* DATA SECTION:
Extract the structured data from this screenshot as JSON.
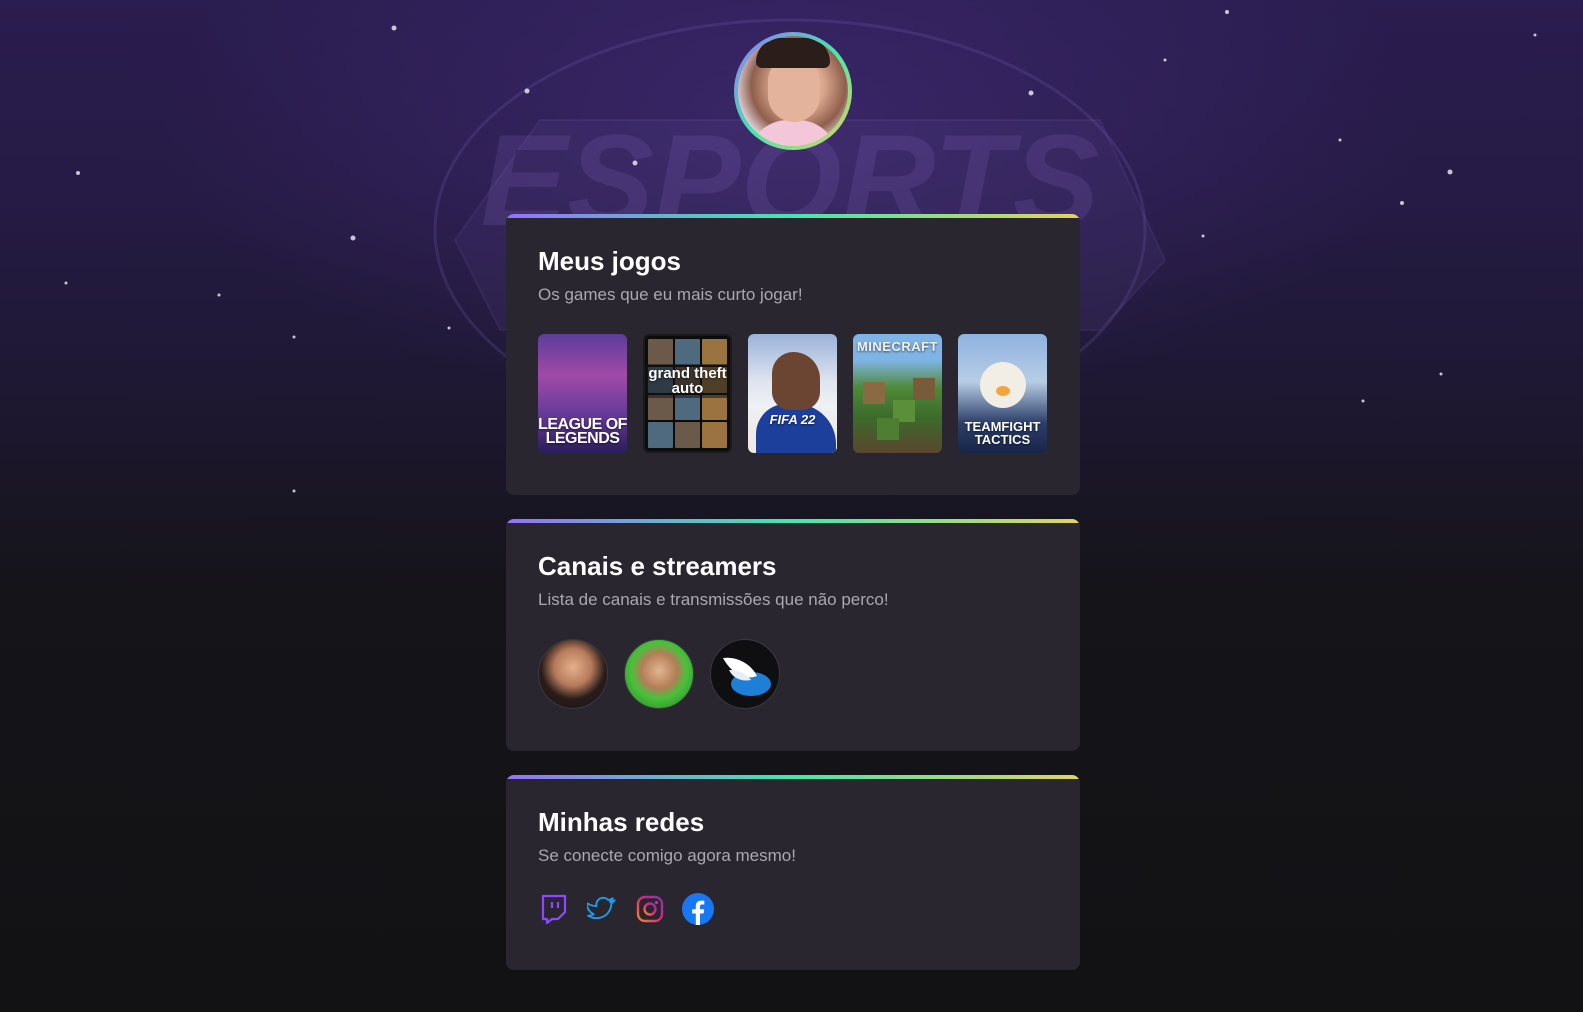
{
  "background": {
    "watermark_text": "ESPORTS"
  },
  "profile": {
    "avatar": "profile-photo"
  },
  "games_section": {
    "title": "Meus jogos",
    "subtitle": "Os games que eu mais curto jogar!",
    "games": [
      {
        "name": "League of Legends",
        "cover_text": "LEAGUE OF\nLEGENDS"
      },
      {
        "name": "Grand Theft Auto V",
        "cover_text": "grand theft auto"
      },
      {
        "name": "FIFA 22",
        "cover_text": "FIFA 22"
      },
      {
        "name": "Minecraft",
        "cover_text": "MINECRAFT"
      },
      {
        "name": "Teamfight Tactics",
        "cover_text": "TEAMFIGHT\nTACTICS"
      }
    ]
  },
  "streamers_section": {
    "title": "Canais e streamers",
    "subtitle": "Lista de canais e transmissões que não perco!",
    "streamers": [
      {
        "name": "streamer-1"
      },
      {
        "name": "streamer-2"
      },
      {
        "name": "streamer-3"
      }
    ]
  },
  "social_section": {
    "title": "Minhas redes",
    "subtitle": "Se conecte comigo agora mesmo!",
    "links": [
      {
        "network": "twitch",
        "icon": "twitch-icon",
        "color": "#9147ff"
      },
      {
        "network": "twitter",
        "icon": "twitter-icon",
        "color": "#1d9bf0"
      },
      {
        "network": "instagram",
        "icon": "instagram-icon",
        "color": "#e1306c"
      },
      {
        "network": "facebook",
        "icon": "facebook-icon",
        "color": "#1877f2"
      }
    ]
  },
  "colors": {
    "gradient_start": "#9572fc",
    "gradient_mid": "#43e7ad",
    "gradient_end": "#e2d45c",
    "card_bg": "#29262f",
    "page_bg": "#121214"
  }
}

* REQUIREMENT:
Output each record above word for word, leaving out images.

* RESPONSE TO THIS EXERCISE:
Extract the structured data from this screenshot as JSON.
{
  "background": {
    "watermark_text": "ESPORTS"
  },
  "profile": {
    "avatar": "profile-photo"
  },
  "games_section": {
    "title": "Meus jogos",
    "subtitle": "Os games que eu mais curto jogar!",
    "games": [
      {
        "name": "League of Legends",
        "cover_text": "LEAGUE OF\nLEGENDS"
      },
      {
        "name": "Grand Theft Auto V",
        "cover_text": "grand theft auto"
      },
      {
        "name": "FIFA 22",
        "cover_text": "FIFA 22"
      },
      {
        "name": "Minecraft",
        "cover_text": "MINECRAFT"
      },
      {
        "name": "Teamfight Tactics",
        "cover_text": "TEAMFIGHT\nTACTICS"
      }
    ]
  },
  "streamers_section": {
    "title": "Canais e streamers",
    "subtitle": "Lista de canais e transmissões que não perco!",
    "streamers": [
      {
        "name": "streamer-1"
      },
      {
        "name": "streamer-2"
      },
      {
        "name": "streamer-3"
      }
    ]
  },
  "social_section": {
    "title": "Minhas redes",
    "subtitle": "Se conecte comigo agora mesmo!",
    "links": [
      {
        "network": "twitch",
        "icon": "twitch-icon",
        "color": "#9147ff"
      },
      {
        "network": "twitter",
        "icon": "twitter-icon",
        "color": "#1d9bf0"
      },
      {
        "network": "instagram",
        "icon": "instagram-icon",
        "color": "#e1306c"
      },
      {
        "network": "facebook",
        "icon": "facebook-icon",
        "color": "#1877f2"
      }
    ]
  },
  "colors": {
    "gradient_start": "#9572fc",
    "gradient_mid": "#43e7ad",
    "gradient_end": "#e2d45c",
    "card_bg": "#29262f",
    "page_bg": "#121214"
  }
}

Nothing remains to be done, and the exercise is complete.